Match tickets 'as low as €20' if all-Ireland bid wins 2023 rugby world cup
Tickets for games at the 2023 Rugby World Cup could be as low as €20 if an all-Ireland bid for the tournament is successful, it has been claimed.
With a cross-border bid for the tournament on the table, the Republic's minister for transport, tourism and sport Shane Ross also confirmed Ireland's games will be broadcast for free.
Some €200 million (£178m) of taxpayer funds has been committed to bring stadiums, training centres and other infrastructure up to scratch for the competition.
Mr Ross also revealed that Ireland has been asked by both World Rugby and football governing body UEFA to look at issues around ticket reselling.
The minister said the government was considering new laws to crack down on touting.
"It's something we have got to be conscious of," he said.
"It would be reputationally damaging to the state if there was ticket touting on a massive scale."
Twelve venues have been put on a longlist as part of the Republic's government and Northern Ireland Executive's bid to host the Rugby World Cup in September-October 2023.
Taking questions at the Oireachtas Transport Committee on the benefits and risks from hosting the tournament, Mr Ross said tickets would be competitively priced.
"Let's be quite straight about it. It's meant to make a profit. This is not intended to run at a loss for anybody," he said. "I'm not going to reveal any detailed figures.
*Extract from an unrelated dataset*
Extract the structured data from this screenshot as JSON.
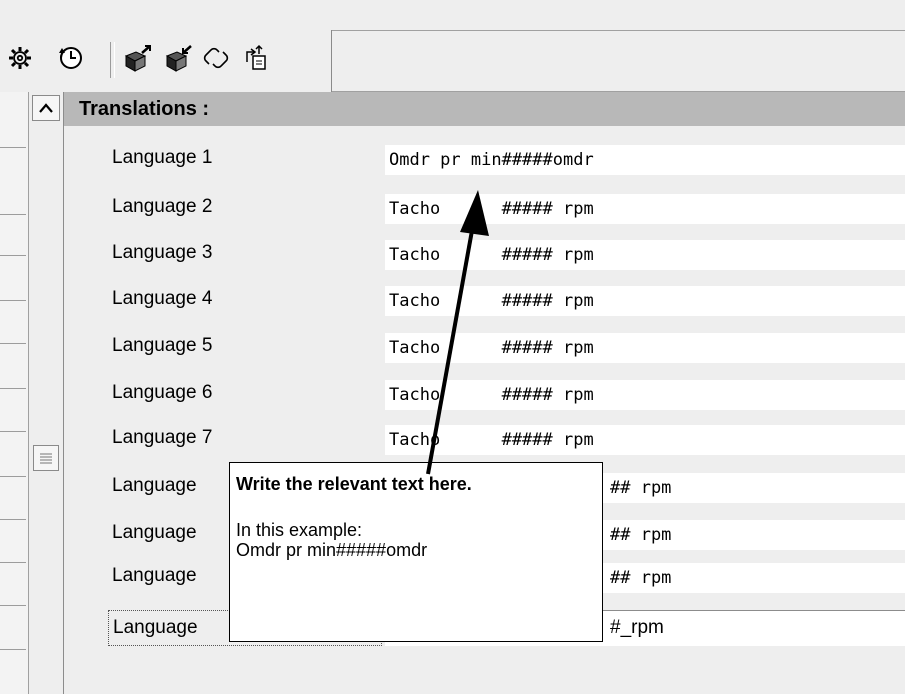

But some of the tickets will be as low as 20 euro."
Among the stadiums identified for games are Derry's Celtic Park, a surprise inclusion, and Belfast's Casement Park, which has yet to be built.
Flagship venues in Dublin include Croke Park and rugby HQ in Lansdowne Road.
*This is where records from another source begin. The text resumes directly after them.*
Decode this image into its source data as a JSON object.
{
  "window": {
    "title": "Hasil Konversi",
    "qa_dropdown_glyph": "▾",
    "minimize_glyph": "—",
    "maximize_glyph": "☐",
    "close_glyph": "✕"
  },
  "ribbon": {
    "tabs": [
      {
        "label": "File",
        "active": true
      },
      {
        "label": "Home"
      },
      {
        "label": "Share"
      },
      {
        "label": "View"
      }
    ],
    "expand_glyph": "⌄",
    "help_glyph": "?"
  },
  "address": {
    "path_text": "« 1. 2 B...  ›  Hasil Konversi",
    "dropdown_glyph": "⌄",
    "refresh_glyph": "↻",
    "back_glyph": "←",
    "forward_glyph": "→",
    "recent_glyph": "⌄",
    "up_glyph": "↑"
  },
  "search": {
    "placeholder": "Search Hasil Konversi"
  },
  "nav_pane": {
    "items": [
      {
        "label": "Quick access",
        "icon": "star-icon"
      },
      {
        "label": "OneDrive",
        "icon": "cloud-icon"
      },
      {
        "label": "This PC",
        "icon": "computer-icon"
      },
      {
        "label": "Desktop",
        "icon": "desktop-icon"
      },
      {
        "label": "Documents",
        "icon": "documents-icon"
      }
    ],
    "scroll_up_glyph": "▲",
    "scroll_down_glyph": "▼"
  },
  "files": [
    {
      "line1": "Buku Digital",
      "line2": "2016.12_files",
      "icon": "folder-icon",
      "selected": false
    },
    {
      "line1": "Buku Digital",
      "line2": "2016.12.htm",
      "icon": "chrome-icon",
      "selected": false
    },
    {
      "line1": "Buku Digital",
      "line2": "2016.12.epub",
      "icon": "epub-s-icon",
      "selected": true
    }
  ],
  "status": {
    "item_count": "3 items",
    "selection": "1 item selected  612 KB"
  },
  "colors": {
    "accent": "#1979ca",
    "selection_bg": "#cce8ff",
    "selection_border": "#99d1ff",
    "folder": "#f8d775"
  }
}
Others include Belfast's Ravenhill, Dublin's RDS, Kilkenny's Nowlan Park, Cork's new Pairc Ui Chaoimh, Killarney's Fitzgerald Stadium, Limerick's Thomond Park, Galway's Pearse Stadium and Castlebar's McHale Park.
Forty training facilities in rugby and sports clubs around the country will also be upgraded while up-to-speed broadband is an essential.
The winning bid will be announced in November with France and South Africa also in the running.
Mr Ross also said Ireland should consider a bid for the Olympic Games, an idea laughed at back in 1992 when then Lord Mayor of Dublin Gay Mitchell had accountants and other experts assess the idea.
"We're now thinking in these terms and it's really very, very exciting. Let's think about the Olympics. Sure," he told the committee.
"Now it's a real, realistic prospect if we build up these stadiums and we are a credible bidder, which we obviously are, and if we win this bid I think the sky's the limit."
Mr Ross also told the committee that hosting the 2023 Rugby World Cup would bring in 450,000 visitors spending about €760m (£677m) and a financial return to the state of about €138m (£123m).